===== SUPPLIED MATERIAL
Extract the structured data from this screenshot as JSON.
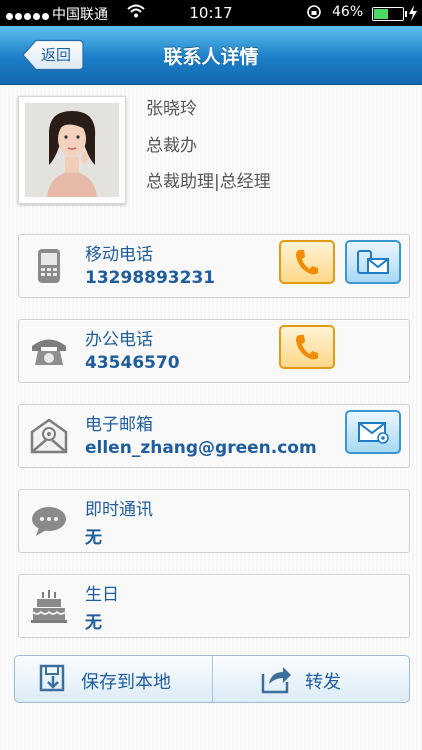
{
  "status_bar": {
    "carrier": "中国联通",
    "time": "10:17",
    "battery": "46%"
  },
  "nav": {
    "back_label": "返回",
    "title": "联系人详情"
  },
  "profile": {
    "name": "张晓玲",
    "department": "总裁办",
    "position": "总裁助理|总经理"
  },
  "fields": [
    {
      "label": "移动电话",
      "value": "13298893231"
    },
    {
      "label": "办公电话",
      "value": "43546570"
    },
    {
      "label": "电子邮箱",
      "value": "ellen_zhang@green.com"
    },
    {
      "label": "即时通讯",
      "value": "无"
    },
    {
      "label": "生日",
      "value": "无"
    }
  ],
  "actions": {
    "save_local": "保存到本地",
    "forward": "转发"
  },
  "colors": {
    "nav_blue": "#1b7ec8",
    "text_blue": "#1f5d9c",
    "call_orange": "#e39a17",
    "msg_blue": "#3b96d4"
  }
}
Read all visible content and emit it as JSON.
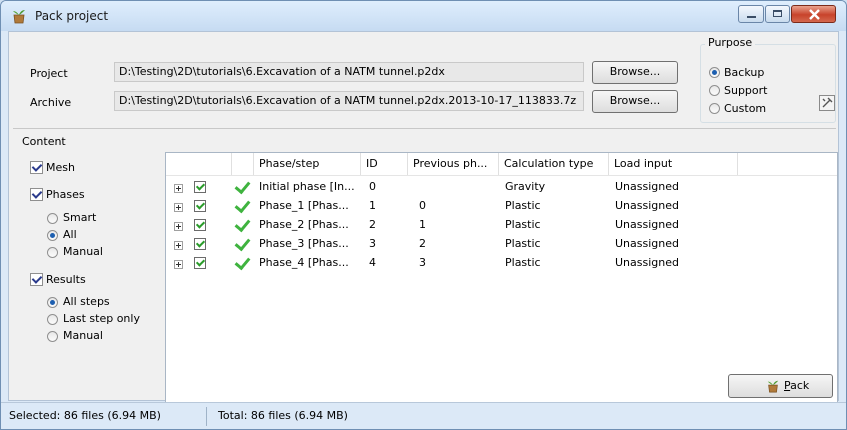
{
  "window": {
    "title": "Pack project"
  },
  "fields": {
    "project_label": "Project",
    "project_path": "D:\\Testing\\2D\\tutorials\\6.Excavation of a NATM tunnel.p2dx",
    "archive_label": "Archive",
    "archive_path": "D:\\Testing\\2D\\tutorials\\6.Excavation of a NATM tunnel.p2dx.2013-10-17_113833.7z",
    "browse_label": "Browse..."
  },
  "purpose": {
    "legend": "Purpose",
    "options": [
      {
        "label": "Backup",
        "selected": true
      },
      {
        "label": "Support",
        "selected": false
      },
      {
        "label": "Custom",
        "selected": false
      }
    ]
  },
  "content": {
    "legend": "Content",
    "mesh": {
      "label": "Mesh",
      "checked": true
    },
    "phases": {
      "label": "Phases",
      "checked": true,
      "options": [
        {
          "label": "Smart",
          "selected": false
        },
        {
          "label": "All",
          "selected": true
        },
        {
          "label": "Manual",
          "selected": false
        }
      ]
    },
    "results": {
      "label": "Results",
      "checked": true,
      "options": [
        {
          "label": "All steps",
          "selected": true
        },
        {
          "label": "Last step only",
          "selected": false
        },
        {
          "label": "Manual",
          "selected": false
        }
      ]
    }
  },
  "table": {
    "columns": [
      "Phase/step",
      "ID",
      "Previous ph...",
      "Calculation type",
      "Load input"
    ],
    "rows": [
      {
        "phase": "Initial phase [In...",
        "id": "0",
        "previous": "",
        "calc_type": "Gravity",
        "load_input": "Unassigned"
      },
      {
        "phase": "Phase_1 [Phas...",
        "id": "1",
        "previous": "0",
        "calc_type": "Plastic",
        "load_input": "Unassigned"
      },
      {
        "phase": "Phase_2 [Phas...",
        "id": "2",
        "previous": "1",
        "calc_type": "Plastic",
        "load_input": "Unassigned"
      },
      {
        "phase": "Phase_3 [Phas...",
        "id": "3",
        "previous": "2",
        "calc_type": "Plastic",
        "load_input": "Unassigned"
      },
      {
        "phase": "Phase_4 [Phas...",
        "id": "4",
        "previous": "3",
        "calc_type": "Plastic",
        "load_input": "Unassigned"
      }
    ]
  },
  "actions": {
    "pack_prefix": "",
    "pack_underlined": "P",
    "pack_rest": "ack"
  },
  "status": {
    "selected": "Selected: 86 files (6.94 MB)",
    "total": "Total: 86 files (6.94 MB)"
  },
  "colors": {
    "accent": "#1d5fb0",
    "check_green": "#3fb33f"
  }
}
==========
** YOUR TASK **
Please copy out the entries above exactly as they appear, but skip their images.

** WRITTEN RESPONSE **
Extract the structured data from this screenshot as JSON.
{
  "status_bar": {
    "carrier": "中国联通",
    "time": "10:17",
    "battery": "46%"
  },
  "nav": {
    "back_label": "返回",
    "title": "联系人详情"
  },
  "profile": {
    "name": "张晓玲",
    "department": "总裁办",
    "position": "总裁助理|总经理"
  },
  "fields": [
    {
      "label": "移动电话",
      "value": "13298893231"
    },
    {
      "label": "办公电话",
      "value": "43546570"
    },
    {
      "label": "电子邮箱",
      "value": "ellen_zhang@green.com"
    },
    {
      "label": "即时通讯",
      "value": "无"
    },
    {
      "label": "生日",
      "value": "无"
    }
  ],
  "actions": {
    "save_local": "保存到本地",
    "forward": "转发"
  },
  "colors": {
    "nav_blue": "#1b7ec8",
    "text_blue": "#1f5d9c",
    "call_orange": "#e39a17",
    "msg_blue": "#3b96d4"
  }
}
Read all visible content and emit it as JSON.
{
  "window": {
    "title": "Pack project"
  },
  "fields": {
    "project_label": "Project",
    "project_path": "D:\\Testing\\2D\\tutorials\\6.Excavation of a NATM tunnel.p2dx",
    "archive_label": "Archive",
    "archive_path": "D:\\Testing\\2D\\tutorials\\6.Excavation of a NATM tunnel.p2dx.2013-10-17_113833.7z",
    "browse_label": "Browse..."
  },
  "purpose": {
    "legend": "Purpose",
    "options": [
      {
        "label": "Backup",
        "selected": true
      },
      {
        "label": "Support",
        "selected": false
      },
      {
        "label": "Custom",
        "selected": false
      }
    ]
  },
  "content": {
    "legend": "Content",
    "mesh": {
      "label": "Mesh",
      "checked": true
    },
    "phases": {
      "label": "Phases",
      "checked": true,
      "options": [
        {
          "label": "Smart",
          "selected": false
        },
        {
          "label": "All",
          "selected": true
        },
        {
          "label": "Manual",
          "selected": false
        }
      ]
    },
    "results": {
      "label": "Results",
      "checked": true,
      "options": [
        {
          "label": "All steps",
          "selected": true
        },
        {
          "label": "Last step only",
          "selected": false
        },
        {
          "label": "Manual",
          "selected": false
        }
      ]
    }
  },
  "table": {
    "columns": [
      "Phase/step",
      "ID",
      "Previous ph...",
      "Calculation type",
      "Load input"
    ],
    "rows": [
      {
        "phase": "Initial phase [In...",
        "id": "0",
        "previous": "",
        "calc_type": "Gravity",
        "load_input": "Unassigned"
      },
      {
        "phase": "Phase_1 [Phas...",
        "id": "1",
        "previous": "0",
        "calc_type": "Plastic",
        "load_input": "Unassigned"
      },
      {
        "phase": "Phase_2 [Phas...",
        "id": "2",
        "previous": "1",
        "calc_type": "Plastic",
        "load_input": "Unassigned"
      },
      {
        "phase": "Phase_3 [Phas...",
        "id": "3",
        "previous": "2",
        "calc_type": "Plastic",
        "load_input": "Unassigned"
      },
      {
        "phase": "Phase_4 [Phas...",
        "id": "4",
        "previous": "3",
        "calc_type": "Plastic",
        "load_input": "Unassigned"
      }
    ]
  },
  "actions": {
    "pack_prefix": "",
    "pack_underlined": "P",
    "pack_rest": "ack"
  },
  "status": {
    "selected": "Selected: 86 files (6.94 MB)",
    "total": "Total: 86 files (6.94 MB)"
  },
  "colors": {
    "accent": "#1d5fb0",
    "check_green": "#3fb33f"
  }
}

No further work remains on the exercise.